I mean issues in a person's life like: what's the meaning of it? Or, what to do with it?

The example I'm really thinking of is longevity. "But what in the world," conservatives ask, "will people do with all that time in their lives?" I can't reproduce the horror, rebuke and utter puzzlement with which this question is asked, but that's the mix.

Deciding what life means and what to do with it is a tough one. The Existentialists came up with descriptions of the human condition that sound like horror movie scripts, captions for The Scream, or lists of imbalances of the bodily humors. The Void is scary enough that it's possible to understand why, when the prospect of more healthy lifespan is opened up, some people's first focus is on the associated voidspan.

But people horrified in this way probably haven't solved (any more than I have) the problem for life as they previously knew it, either. Technology, change and the future aren't central to the question, they merely disturb the rug. That cloud of dust, it's old dust-- it's the spiritual.

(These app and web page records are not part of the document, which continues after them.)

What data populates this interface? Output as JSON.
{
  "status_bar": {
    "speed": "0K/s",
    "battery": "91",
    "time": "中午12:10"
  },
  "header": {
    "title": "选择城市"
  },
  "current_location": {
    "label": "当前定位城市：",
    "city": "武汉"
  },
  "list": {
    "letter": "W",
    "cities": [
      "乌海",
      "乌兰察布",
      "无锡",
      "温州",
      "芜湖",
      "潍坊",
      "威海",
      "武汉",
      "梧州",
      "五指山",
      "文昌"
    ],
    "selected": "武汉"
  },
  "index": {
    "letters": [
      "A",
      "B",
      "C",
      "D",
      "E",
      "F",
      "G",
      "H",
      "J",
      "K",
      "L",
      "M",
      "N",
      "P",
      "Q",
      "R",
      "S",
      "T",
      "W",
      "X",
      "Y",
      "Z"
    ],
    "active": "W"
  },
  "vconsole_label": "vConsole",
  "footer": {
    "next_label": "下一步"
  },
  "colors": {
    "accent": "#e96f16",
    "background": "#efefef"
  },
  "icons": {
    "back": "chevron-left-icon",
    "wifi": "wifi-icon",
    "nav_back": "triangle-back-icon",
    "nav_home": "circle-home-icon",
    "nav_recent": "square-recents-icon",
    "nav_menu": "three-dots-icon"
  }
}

The X in "it's the X" was originally Content. Amidst new things like interactive software, hypertext, web pages, animated GIFs-- no wait-- Flash! and so forth, it's easy for a designer, an author, a company, a culture, to get lost in the technology aisle, shopping for and pasting together bits of glitter. Sometimes communicators need to be reminded that they're supposed to be getting Content across. Lately a mutant ideal says that Web 2.0 is about Community, stupid. This requires a shift from Content gear, but you see the pattern.

So by analogy, technology is only stuff to support, or stuff that distracts from... life, but what is life supposed to be?

This post isn't about answering questions like that, it's to say that existential or spiritual questions belong to us as individuals and belong in our lives. Facing The Void isn't a mistake, an imposition, a fault, or a wrong turn. It's having a seat at the table, being a player in a game whose score isn't settled. Neither technology, nor a lack of technology, nor external restriction on technology answers spiritual questions.

What I'm getting at is that "we," in any collective way, can't make spiritual choices for us, the individuals. If the issue is spiritual, then "we" have no business making decisions for us. Nor are we as people who steer technologies or policies of any sort responsible for including spiritual solution-packs with each new turn. Spiritual questions are real but personal.

The horror at new choices implies that life is a cruise that technologists and policymakers are in charge of, and that it's unfair to change the options available once the cruise is already in progress, since the new situation might not match the passengers' expectations. But life was never for anyone to plan for-- or promise to-- anyone else. The teeth-gnashing reality of spiritual uncertainty should remind us that finding meaning, or creating meaning in life is our right as individuals, one that no one else can give, take away or buffer.

The fact that nonaggressive things you do in your life may open up unexpected possibilities in my life, is part of God's own cruise package for a world with more than one passenger. I don't think the trip would be worthwhile if it weren't so.